Speaking at the South African Local Government Association’s (Salga) council of mayors in Cape Town, the councillors cited numerous instances where homes were torched or attacked during service delivery protests.
They also noted that most councillors, unlike ministers and MECs, still live in townships and that municipalities do not provide them with any security despite the added risks that they face.
“If a premier or an MEC is appointed today, he or she gets a driver and a bodyguard immediately,” Midvaal municipality mayor Bongani Baloyi told The Sowetan.
“But if you are appointed as an executive mayor you must wait for six months or a year for a security assessment from the police first.”
Salga spokesman Sivuyile Mbambato confirmed that the issue of security and safety for councillors has been elevated to the Ministry of Cooperative Governance and Traditional Affairs for urgent attention.
However, spokesperson for Cooperative Governance and Traditional Affairs, Legadima Leso, said that the matter had not yet been brought to their attention.

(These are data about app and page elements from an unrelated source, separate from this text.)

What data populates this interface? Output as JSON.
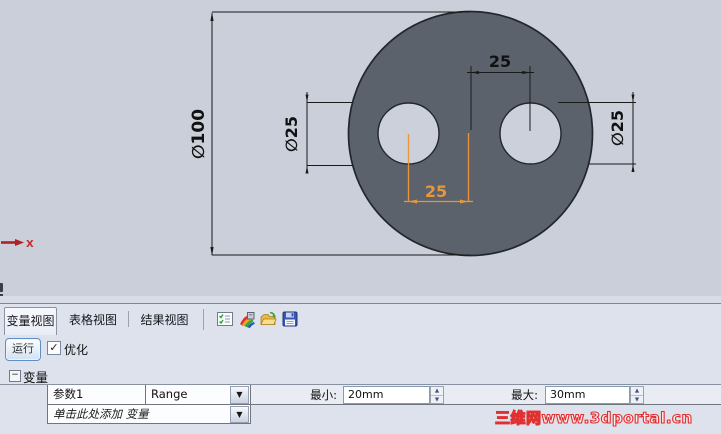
{
  "drawing": {
    "labels": {
      "outer_diameter": "∅100",
      "left_hole_diameter": "∅25",
      "right_hole_diameter": "∅25",
      "hole_spacing_top": "25",
      "hole_spacing_bottom": "25",
      "axis_x": "X"
    },
    "colors": {
      "background": "#cacfd9",
      "part_fill": "#5c626b",
      "part_edge": "#23262b",
      "dimension": "#1a1a1a",
      "highlight_dimension": "#e8963c",
      "axis": "#b02025"
    }
  },
  "panel": {
    "tabs": [
      {
        "label": "变量视图",
        "active": true
      },
      {
        "label": "表格视图",
        "active": false
      },
      {
        "label": "结果视图",
        "active": false
      }
    ],
    "toolbar_icons": [
      "design-study-settings",
      "results-report",
      "open-folder",
      "save"
    ],
    "run_button": "运行",
    "optimize": {
      "label": "优化",
      "checked": true
    },
    "variables_section": {
      "title": "变量"
    },
    "variable_row": {
      "name": "参数1",
      "type": "Range",
      "min_label": "最小:",
      "min_value": "20mm",
      "max_label": "最大:",
      "max_value": "30mm"
    },
    "add_variable_row": {
      "text": "单击此处添加 变量"
    }
  },
  "glyphs": {
    "dropdown": "▼",
    "spinner_up": "▲",
    "spinner_down": "▼",
    "checkbox_check": "✓",
    "collapse_minus": "−"
  },
  "watermark": "三维网www.3dportal.cn"
}
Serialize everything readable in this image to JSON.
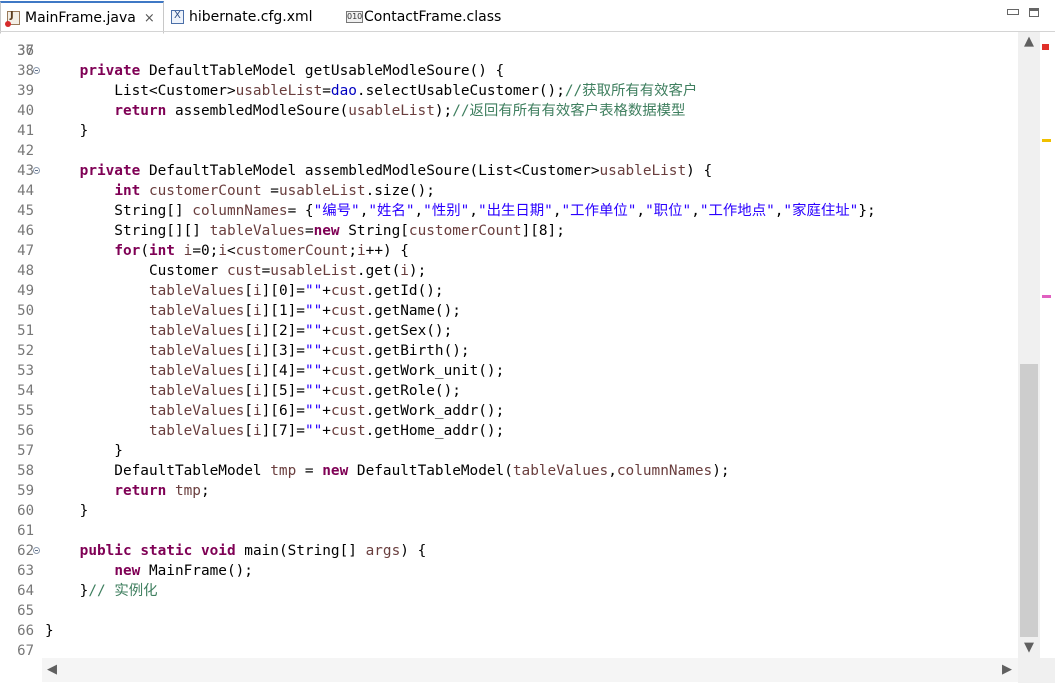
{
  "tabs": [
    {
      "label": "MainFrame.java",
      "icon": "java-file-icon",
      "active": true,
      "close": "×"
    },
    {
      "label": "hibernate.cfg.xml",
      "icon": "xml-file-icon",
      "active": false
    },
    {
      "label": "ContactFrame.class",
      "icon": "class-file-icon",
      "active": false
    }
  ],
  "editor": {
    "first_partial_line": "36",
    "lines": [
      {
        "n": "37",
        "fold": false,
        "tokens": []
      },
      {
        "n": "38",
        "fold": true,
        "tokens": [
          [
            "    ",
            ""
          ],
          [
            "private",
            "kw"
          ],
          [
            " DefaultTableModel getUsableModleSoure() {",
            ""
          ]
        ]
      },
      {
        "n": "39",
        "fold": false,
        "tokens": [
          [
            "        List<Customer>",
            ""
          ],
          [
            "usableList",
            "lv"
          ],
          [
            "=",
            ""
          ],
          [
            "dao",
            "fd"
          ],
          [
            ".selectUsableCustomer();",
            ""
          ],
          [
            "//获取所有有效客户",
            "cmt"
          ]
        ]
      },
      {
        "n": "40",
        "fold": false,
        "tokens": [
          [
            "        ",
            ""
          ],
          [
            "return",
            "kw"
          ],
          [
            " assembledModleSoure(",
            ""
          ],
          [
            "usableList",
            "lv"
          ],
          [
            ");",
            ""
          ],
          [
            "//返回有所有有效客户表格数据模型",
            "cmt"
          ]
        ]
      },
      {
        "n": "41",
        "fold": false,
        "tokens": [
          [
            "    }",
            ""
          ]
        ]
      },
      {
        "n": "42",
        "fold": false,
        "tokens": []
      },
      {
        "n": "43",
        "fold": true,
        "tokens": [
          [
            "    ",
            ""
          ],
          [
            "private",
            "kw"
          ],
          [
            " DefaultTableModel assembledModleSoure(List<Customer>",
            ""
          ],
          [
            "usableList",
            "lv"
          ],
          [
            ") {",
            ""
          ]
        ]
      },
      {
        "n": "44",
        "fold": false,
        "tokens": [
          [
            "        ",
            ""
          ],
          [
            "int",
            "kw"
          ],
          [
            " ",
            ""
          ],
          [
            "customerCount",
            "lv"
          ],
          [
            " =",
            ""
          ],
          [
            "usableList",
            "lv"
          ],
          [
            ".size();",
            ""
          ]
        ]
      },
      {
        "n": "45",
        "fold": false,
        "tokens": [
          [
            "        String[] ",
            ""
          ],
          [
            "columnNames",
            "lv"
          ],
          [
            "= {",
            ""
          ],
          [
            "\"编号\"",
            "str"
          ],
          [
            ",",
            ""
          ],
          [
            "\"姓名\"",
            "str"
          ],
          [
            ",",
            ""
          ],
          [
            "\"性别\"",
            "str"
          ],
          [
            ",",
            ""
          ],
          [
            "\"出生日期\"",
            "str"
          ],
          [
            ",",
            ""
          ],
          [
            "\"工作单位\"",
            "str"
          ],
          [
            ",",
            ""
          ],
          [
            "\"职位\"",
            "str"
          ],
          [
            ",",
            ""
          ],
          [
            "\"工作地点\"",
            "str"
          ],
          [
            ",",
            ""
          ],
          [
            "\"家庭住址\"",
            "str"
          ],
          [
            "};",
            ""
          ]
        ]
      },
      {
        "n": "46",
        "fold": false,
        "tokens": [
          [
            "        String[][] ",
            ""
          ],
          [
            "tableValues",
            "lv"
          ],
          [
            "=",
            ""
          ],
          [
            "new",
            "kw"
          ],
          [
            " String[",
            ""
          ],
          [
            "customerCount",
            "lv"
          ],
          [
            "][8];",
            ""
          ]
        ]
      },
      {
        "n": "47",
        "fold": false,
        "tokens": [
          [
            "        ",
            ""
          ],
          [
            "for",
            "kw"
          ],
          [
            "(",
            ""
          ],
          [
            "int",
            "kw"
          ],
          [
            " ",
            ""
          ],
          [
            "i",
            "lv"
          ],
          [
            "=0;",
            ""
          ],
          [
            "i",
            "lv"
          ],
          [
            "<",
            ""
          ],
          [
            "customerCount",
            "lv"
          ],
          [
            ";",
            ""
          ],
          [
            "i",
            "lv"
          ],
          [
            "++) {",
            ""
          ]
        ]
      },
      {
        "n": "48",
        "fold": false,
        "tokens": [
          [
            "            Customer ",
            ""
          ],
          [
            "cust",
            "lv"
          ],
          [
            "=",
            ""
          ],
          [
            "usableList",
            "lv"
          ],
          [
            ".get(",
            ""
          ],
          [
            "i",
            "lv"
          ],
          [
            ");",
            ""
          ]
        ]
      },
      {
        "n": "49",
        "fold": false,
        "tokens": [
          [
            "            ",
            ""
          ],
          [
            "tableValues",
            "lv"
          ],
          [
            "[",
            ""
          ],
          [
            "i",
            "lv"
          ],
          [
            "][0]=",
            ""
          ],
          [
            "\"\"",
            "str"
          ],
          [
            "+",
            ""
          ],
          [
            "cust",
            "lv"
          ],
          [
            ".getId();",
            ""
          ]
        ]
      },
      {
        "n": "50",
        "fold": false,
        "tokens": [
          [
            "            ",
            ""
          ],
          [
            "tableValues",
            "lv"
          ],
          [
            "[",
            ""
          ],
          [
            "i",
            "lv"
          ],
          [
            "][1]=",
            ""
          ],
          [
            "\"\"",
            "str"
          ],
          [
            "+",
            ""
          ],
          [
            "cust",
            "lv"
          ],
          [
            ".getName();",
            ""
          ]
        ]
      },
      {
        "n": "51",
        "fold": false,
        "tokens": [
          [
            "            ",
            ""
          ],
          [
            "tableValues",
            "lv"
          ],
          [
            "[",
            ""
          ],
          [
            "i",
            "lv"
          ],
          [
            "][2]=",
            ""
          ],
          [
            "\"\"",
            "str"
          ],
          [
            "+",
            ""
          ],
          [
            "cust",
            "lv"
          ],
          [
            ".getSex();",
            ""
          ]
        ]
      },
      {
        "n": "52",
        "fold": false,
        "tokens": [
          [
            "            ",
            ""
          ],
          [
            "tableValues",
            "lv"
          ],
          [
            "[",
            ""
          ],
          [
            "i",
            "lv"
          ],
          [
            "][3]=",
            ""
          ],
          [
            "\"\"",
            "str"
          ],
          [
            "+",
            ""
          ],
          [
            "cust",
            "lv"
          ],
          [
            ".getBirth();",
            ""
          ]
        ]
      },
      {
        "n": "53",
        "fold": false,
        "tokens": [
          [
            "            ",
            ""
          ],
          [
            "tableValues",
            "lv"
          ],
          [
            "[",
            ""
          ],
          [
            "i",
            "lv"
          ],
          [
            "][4]=",
            ""
          ],
          [
            "\"\"",
            "str"
          ],
          [
            "+",
            ""
          ],
          [
            "cust",
            "lv"
          ],
          [
            ".getWork_unit();",
            ""
          ]
        ]
      },
      {
        "n": "54",
        "fold": false,
        "tokens": [
          [
            "            ",
            ""
          ],
          [
            "tableValues",
            "lv"
          ],
          [
            "[",
            ""
          ],
          [
            "i",
            "lv"
          ],
          [
            "][5]=",
            ""
          ],
          [
            "\"\"",
            "str"
          ],
          [
            "+",
            ""
          ],
          [
            "cust",
            "lv"
          ],
          [
            ".getRole();",
            ""
          ]
        ]
      },
      {
        "n": "55",
        "fold": false,
        "tokens": [
          [
            "            ",
            ""
          ],
          [
            "tableValues",
            "lv"
          ],
          [
            "[",
            ""
          ],
          [
            "i",
            "lv"
          ],
          [
            "][6]=",
            ""
          ],
          [
            "\"\"",
            "str"
          ],
          [
            "+",
            ""
          ],
          [
            "cust",
            "lv"
          ],
          [
            ".getWork_addr();",
            ""
          ]
        ]
      },
      {
        "n": "56",
        "fold": false,
        "tokens": [
          [
            "            ",
            ""
          ],
          [
            "tableValues",
            "lv"
          ],
          [
            "[",
            ""
          ],
          [
            "i",
            "lv"
          ],
          [
            "][7]=",
            ""
          ],
          [
            "\"\"",
            "str"
          ],
          [
            "+",
            ""
          ],
          [
            "cust",
            "lv"
          ],
          [
            ".getHome_addr();",
            ""
          ]
        ]
      },
      {
        "n": "57",
        "fold": false,
        "tokens": [
          [
            "        }",
            ""
          ]
        ]
      },
      {
        "n": "58",
        "fold": false,
        "tokens": [
          [
            "        DefaultTableModel ",
            ""
          ],
          [
            "tmp",
            "lv"
          ],
          [
            " = ",
            ""
          ],
          [
            "new",
            "kw"
          ],
          [
            " DefaultTableModel(",
            ""
          ],
          [
            "tableValues",
            "lv"
          ],
          [
            ",",
            ""
          ],
          [
            "columnNames",
            "lv"
          ],
          [
            ");",
            ""
          ]
        ]
      },
      {
        "n": "59",
        "fold": false,
        "tokens": [
          [
            "        ",
            ""
          ],
          [
            "return",
            "kw"
          ],
          [
            " ",
            ""
          ],
          [
            "tmp",
            "lv"
          ],
          [
            ";",
            ""
          ]
        ]
      },
      {
        "n": "60",
        "fold": false,
        "tokens": [
          [
            "    }",
            ""
          ]
        ]
      },
      {
        "n": "61",
        "fold": false,
        "tokens": []
      },
      {
        "n": "62",
        "fold": true,
        "tokens": [
          [
            "    ",
            ""
          ],
          [
            "public",
            "kw"
          ],
          [
            " ",
            ""
          ],
          [
            "static",
            "kw"
          ],
          [
            " ",
            ""
          ],
          [
            "void",
            "kw"
          ],
          [
            " main(String[] ",
            ""
          ],
          [
            "args",
            "lv"
          ],
          [
            ") {",
            ""
          ]
        ]
      },
      {
        "n": "63",
        "fold": false,
        "tokens": [
          [
            "        ",
            ""
          ],
          [
            "new",
            "kw"
          ],
          [
            " MainFrame();",
            ""
          ]
        ]
      },
      {
        "n": "64",
        "fold": false,
        "tokens": [
          [
            "    }",
            ""
          ],
          [
            "// 实例化",
            "cmt"
          ]
        ]
      },
      {
        "n": "65",
        "fold": false,
        "tokens": []
      },
      {
        "n": "66",
        "fold": false,
        "tokens": [
          [
            "}",
            ""
          ]
        ]
      },
      {
        "n": "67",
        "fold": false,
        "tokens": []
      }
    ]
  },
  "scrollbar": {
    "up_arrow": "▲",
    "down_arrow": "▼",
    "left_arrow": "◀",
    "right_arrow": "▶"
  },
  "colors": {
    "keyword": "#7f0055",
    "field": "#0000c0",
    "local_var": "#6a3e3e",
    "string": "#2a00ff",
    "comment": "#3f7f5f",
    "tab_accent": "#3f78c5",
    "warning_mark": "#f0c000",
    "search_mark": "#e060c0"
  }
}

The issue of security for councillors came to a head last month, after the North West’s Ditsobotla municipality mayor Daniel Buthelezi was held hostage in his office by community members who complained about poor service delivery.